China launched a communications satellite on Saturday, marking the start of construction of a vast space-based communications network capable of covering the entire world with broadband internet service.
The first satellite in the Hongyun project, which was planned by China Aerospace Science and Industry Corp (CASIC) to be the country's first low-orbit broadband communications satellite constellation, was launched on Saturday at 7:51 am on a Long March 11 carrier rocket at the Jiuquan Satellite Launch Center in northwestern China.
The spacecraft is tasked with verifying basic designs of Hongyun satellite and demonstrating low-orbit broadband communications technologies.
Its main payloads are Ka-band transponders and transmission antennae. It also carries several scientific and technical devices to explore Hongyun system's applications in scientific research, environmental survey as well as air and sea transportation, CASIC said in a statement.
Weighing 247 kilograms, the satellite works in a sun-synchronous orbit about 1,100kilometers above earth.

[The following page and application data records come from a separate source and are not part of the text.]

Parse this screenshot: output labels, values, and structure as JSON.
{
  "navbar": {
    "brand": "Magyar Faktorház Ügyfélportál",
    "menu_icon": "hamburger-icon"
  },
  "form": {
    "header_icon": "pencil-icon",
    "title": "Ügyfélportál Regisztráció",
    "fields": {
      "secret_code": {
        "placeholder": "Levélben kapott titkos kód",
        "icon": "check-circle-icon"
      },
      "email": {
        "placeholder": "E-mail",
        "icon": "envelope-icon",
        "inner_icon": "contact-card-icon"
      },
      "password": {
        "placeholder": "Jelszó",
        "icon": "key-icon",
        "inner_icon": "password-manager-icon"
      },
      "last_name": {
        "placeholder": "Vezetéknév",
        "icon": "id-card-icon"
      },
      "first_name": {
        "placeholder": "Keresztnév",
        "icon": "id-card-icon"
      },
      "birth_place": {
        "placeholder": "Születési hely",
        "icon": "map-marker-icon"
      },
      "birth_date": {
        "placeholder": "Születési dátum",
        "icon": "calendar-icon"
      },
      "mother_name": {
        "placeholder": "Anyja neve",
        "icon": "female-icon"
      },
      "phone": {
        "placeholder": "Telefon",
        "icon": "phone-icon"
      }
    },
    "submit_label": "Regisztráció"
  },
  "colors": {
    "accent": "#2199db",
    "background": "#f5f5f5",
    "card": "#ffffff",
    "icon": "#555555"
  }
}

It is powered by solar arrays and has a design life of one year, but is expected to operate longer, according to Xiang Kaiheng, Hongyun's chief designer at CASIC Space Engineering Development Co Ltd in Beijing, which is responsible for developing and running the Hongyun constellation.
After a yearlong in-orbit technological demonstration by the satellite, CASIC plans to launch four mass-production Hongyun satellites before the end of 2020 to form a small network for Hongyun's trial run, he said.
The Hongyun project, started by CASIC in September 2016, aims to build a space-based communications network to provide broadband internet connectivity to users around the world, especially those in underserved regions.
CASIC currently intends to place more than 150 Hongyun satellites on orbits about 1,000 kilometers above the ground around 2023, while the constellation is likely to be further expanded in response to market demands, the designer said.
Globally, the concept of running a low-cost, high-performance satellite network to provide space-based communications and internet services has become popular among industry players.
The United States' SpaceX launched two experimental satellites last month to test technologies for its Starlink project, in which tech tycoon Elon Musk proposes to put a total of nearly 12,000 satellites into orbit by the mid-2020s.
Another US firm, OneWeb, plans to launch a satellite constellation of 648 low-Earth orbit microsatellites by the end of 2019, though few developments have been reported.